  14. ^ "New Lord Mayor Fiona Woolf on promoting UK business". bbc.co.uk. 8 November 2013. Retrieved 19 January 2017.
  15. ^ "Interview: Welcoming the world to London, Lord Mayor Fiona Woolf is". Evening Standard. 2 May 2014.
  16. ^ "A Fashion Show in The Old Bailey – Blue Sky Development". Blue Sky Development. 30 April 2014. Archived from the original on 3 May 2014. Retrieved 28 August 2019.
  17. ^ "Fiona Woolf CBE announced chancellor of the University of Law". The Guardian. Retrieved 19 January 2017.
  18. ^ "International Students". The University of Law.
  19. ^ "ULaw appoints ex-Supreme Court president Lord Neuberger as chancellor". Legal Cheek. 4 September 2018. Retrieved 12 August 2019.
  20. ^ "No. 61543". The London Gazette. 1 April 2016. p. 7586.
  21. ^ "Board of Trustees". Science Museum Group. 30 May 2017. Retrieved 28 August 2019.
  22. ^ "Governance". Aldersgate Group. Retrieved 12 August 2019.
  23. ^ "Fiona Woolf to lead abuse inquiry". BBC News Online. 5 September 2014. Retrieved 19 January 2017.
  24. ^ "Abuse inquiry head Fiona Woolf defends Lord Brittan links". BBC News. 21 October 2014. Retrieved 19 January 2017.
  25. ^ "Legal challenge launched over abuse inquiry chair". BBC News. 22 October 2014. Retrieved 19 January 2017.

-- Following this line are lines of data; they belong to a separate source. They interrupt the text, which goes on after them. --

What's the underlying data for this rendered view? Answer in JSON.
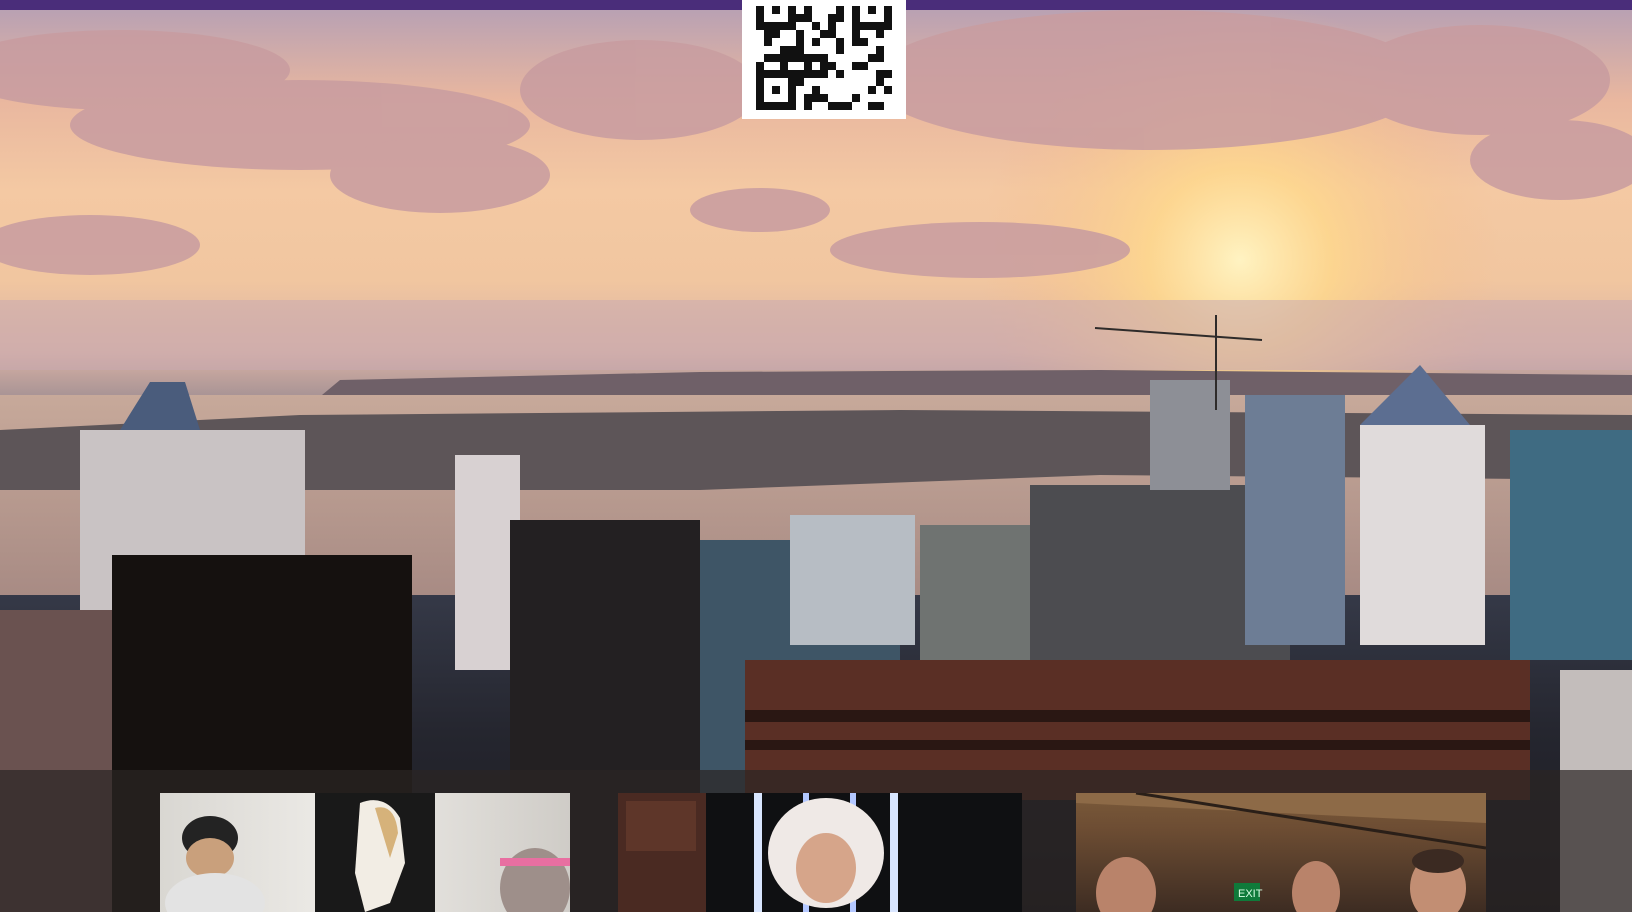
{
  "page": {
    "qr_code": {
      "icon": "qr-code-icon"
    },
    "hero": {
      "scene": "city-skyline-sunset-image"
    },
    "photos": [
      {
        "icon": "gallery-photo-art-class"
      },
      {
        "icon": "gallery-photo-portrait"
      },
      {
        "icon": "gallery-photo-group"
      }
    ],
    "exit_sign": "EXIT"
  },
  "colors": {
    "top_bar": "#4a2d7a",
    "sunset": "#f4c9a3",
    "qr_background": "#ffffff"
  }
}
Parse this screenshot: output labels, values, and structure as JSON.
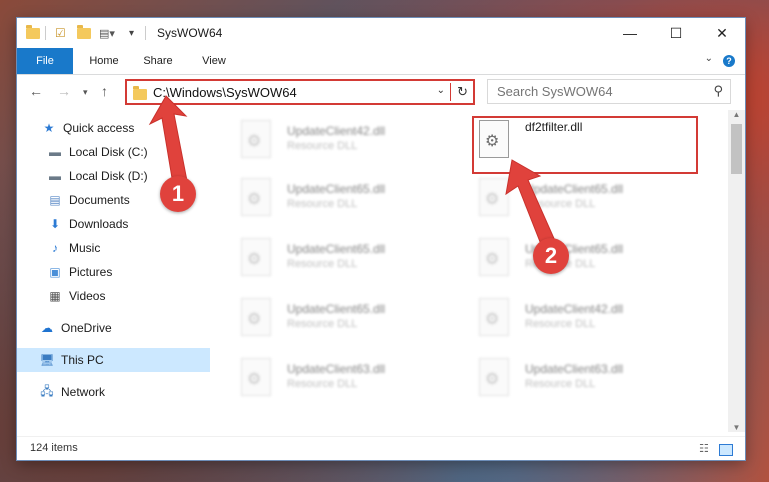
{
  "window": {
    "title": "SysWOW64",
    "controls": {
      "minimize": "—",
      "maximize": "☐",
      "close": "✕"
    }
  },
  "ribbon": {
    "tabs": [
      {
        "label": "File"
      },
      {
        "label": "Home"
      },
      {
        "label": "Share"
      },
      {
        "label": "View"
      }
    ]
  },
  "address": {
    "path": "C:\\Windows\\SysWOW64",
    "search_placeholder": "Search SysWOW64"
  },
  "nav": {
    "quick_access": "Quick access",
    "items": [
      {
        "label": "Local Disk (C:)"
      },
      {
        "label": "Local Disk (D:)"
      },
      {
        "label": "Documents"
      },
      {
        "label": "Downloads"
      },
      {
        "label": "Music"
      },
      {
        "label": "Pictures"
      },
      {
        "label": "Videos"
      }
    ],
    "onedrive": "OneDrive",
    "this_pc": "This PC",
    "network": "Network"
  },
  "files": {
    "left_column": [
      {
        "name": "UpdateClient42.dll",
        "type": "Resource DLL"
      },
      {
        "name": "UpdateClient65.dll",
        "type": "Resource DLL"
      },
      {
        "name": "UpdateClient65.dll",
        "type": "Resource DLL"
      },
      {
        "name": "UpdateClient65.dll",
        "type": "Resource DLL"
      },
      {
        "name": "UpdateClient63.dll",
        "type": "Resource DLL"
      }
    ],
    "right_column": [
      {
        "name": "df2tfilter.dll",
        "type": ""
      },
      {
        "name": "UpdateClient65.dll",
        "type": "Resource DLL"
      },
      {
        "name": "UpdateClient65.dll",
        "type": "Resource DLL"
      },
      {
        "name": "UpdateClient42.dll",
        "type": "Resource DLL"
      },
      {
        "name": "UpdateClient63.dll",
        "type": "Resource DLL"
      }
    ]
  },
  "status": {
    "item_count": "124 items"
  },
  "annotations": {
    "step1": "1",
    "step2": "2"
  },
  "colors": {
    "accent": "#1979ca",
    "annotation": "#e0423c",
    "selection": "#cce8ff"
  }
}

  26. ^ "Woolf resigns from child abuse inquiry". BBC News. 31 October 2014. Retrieved 28 August 2019.
  27. ^ "No. 61092". The London Gazette (Supplement). 31 December 2014. p. N8.
  28. ^ "New Years Honours 2015 Queens List" (PDF). Gov.uk. Retrieved 28 August 2019.
  29. ^ "Trustees and governance". Raleigh International. 15 July 2015. Retrieved 28 August 2019.
  30. ^ "Board of Governors". Guildhall School of Music & Drama. Retrieved 28 August 2019.
  31. ^ "Chelsea Opera Group". Chelsea Opera Group.
  32. ^ "Charity Details". beta.charitycommission.gov.uk. Retrieved 12 August 2019.